As of 2011, Dubai for example, was home to 11,700Km of paved roads, with a majority being arterial or motorways/expressways. Public bus routes increased from a total of 35 in 2001, to 90 in 2011, while public taxis totalled 3,500 by last year and clocked up more than 35.8 million trips. Meanwhile, the Dubai Metro carried more than 60 million passengers from January to September 2011.
Across the GCC, road and bridge projects are valued at $121.3bn, with $26.9bn of this total spend based in Saudi Arabia. The UAE, meanwhile, has taken the largest strides to upgrading its transport infrastructure in the coming five years, with projects totalling $58bn either already underway or in the planning stages.
Existing projects are also expanding. In June this year, a consortium of Arabtec Holding won a $2.9bn deal with Abu Dhabi Airports Company, to build a new terminal at the capital's International Airport. The 700,000 square metre site was due to start construction in the third quarter of 2012 and is due for completion in 2017. Meanwhile, Abu Dhabi's Sheikh Khalifa Port officially opened on September 1st this year and has a capacity to handle 2.5 million containers a year, along with another 12 million tonnes of general cargo.
Looking at Abu Dhabi's infrastructure overall, a total of Dhs180bn-worth of new projects are set to be awarded during 2013, as well as the Dhs36bn that will be spent on Al Ain. The capital's transport sector is currently constructing Dhs48bn-worth of projects; manufacturing and industrial sector projects are worth Dhs22bn; while power and water sector projects amount to Dhs5bn.
Population growth increasing need for infrastructure expansion
The changing demographics of the UAE have necessitated infrastructure upgrades, with increases in population, visitors and residents. At the end of 2011 the UAE was home to 7.2 million people - a figure that's expected to rise by 5.6% to 7.6 million by year-end. Abu Dhabi's population alone was estimated to be 2.9 million in 2011 and will rise to approximately 3.1 million by year-end.

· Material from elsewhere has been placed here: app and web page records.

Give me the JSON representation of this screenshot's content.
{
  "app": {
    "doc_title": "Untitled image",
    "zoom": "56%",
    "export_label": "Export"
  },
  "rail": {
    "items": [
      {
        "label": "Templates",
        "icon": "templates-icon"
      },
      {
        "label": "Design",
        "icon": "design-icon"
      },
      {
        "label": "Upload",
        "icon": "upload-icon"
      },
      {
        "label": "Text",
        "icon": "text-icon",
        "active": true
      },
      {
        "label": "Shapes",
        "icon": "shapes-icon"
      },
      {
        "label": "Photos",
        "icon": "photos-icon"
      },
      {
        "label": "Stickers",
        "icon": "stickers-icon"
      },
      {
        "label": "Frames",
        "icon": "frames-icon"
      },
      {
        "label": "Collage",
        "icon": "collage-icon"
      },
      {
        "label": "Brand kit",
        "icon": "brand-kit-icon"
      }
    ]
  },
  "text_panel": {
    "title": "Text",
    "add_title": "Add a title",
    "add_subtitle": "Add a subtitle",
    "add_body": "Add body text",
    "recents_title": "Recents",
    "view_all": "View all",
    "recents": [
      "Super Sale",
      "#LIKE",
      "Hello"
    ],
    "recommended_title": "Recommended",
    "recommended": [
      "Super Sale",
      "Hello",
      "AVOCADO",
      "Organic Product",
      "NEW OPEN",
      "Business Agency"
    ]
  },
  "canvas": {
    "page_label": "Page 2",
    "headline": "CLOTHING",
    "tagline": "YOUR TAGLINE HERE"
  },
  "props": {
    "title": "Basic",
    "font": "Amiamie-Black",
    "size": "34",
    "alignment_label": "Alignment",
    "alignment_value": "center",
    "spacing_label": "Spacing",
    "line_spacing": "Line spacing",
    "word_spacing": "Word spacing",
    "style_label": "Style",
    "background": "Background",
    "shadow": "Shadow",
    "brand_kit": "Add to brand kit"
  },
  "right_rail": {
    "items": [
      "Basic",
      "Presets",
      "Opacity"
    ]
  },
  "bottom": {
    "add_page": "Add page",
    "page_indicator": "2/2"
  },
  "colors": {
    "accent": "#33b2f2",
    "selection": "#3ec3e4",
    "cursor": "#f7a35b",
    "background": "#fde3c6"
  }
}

Other factors set to affect continuing infrastructure development include the burgeoning tourism and hospitality sector. Passenger traffic at Dubai International Airport - the world's fourth busiest airport - recorded double-digit growth in September this year, with a 12.8% expansion in passenger traffic (compared to the same month in 2011) up to 4.78 million. Handling more than 193,000 tonnes of cargo in September 2011 marked an increase of 9.1% on the previous year, while year-to-date freight volumes reached 1.67 million tonnes (an increase of 3.7%). Likewise, Abu Dhabi International Airport recorded 1.2 million passengers in September this year - an increase of 14.5% year-on-year.
The need for a robust infrastructure has not gone unnoticed by the UAE's capital, which has laid out its plans in the Abu Dhabi 2030 urban structure framework plan. The ambitious plan will see a complete overhaul of the capital's housing system; expansion of its port and cargo facilities; expansion in the tourism and non-oil sector; as well as increasing the standard of education in the Emirate.
A vital addition to the infrastructure of the UAE will also be the Etihad Railway (not yet under construction). The new rail network will span 1,200Km across the Emirates to Saudi Arabia and will connect other GCC states.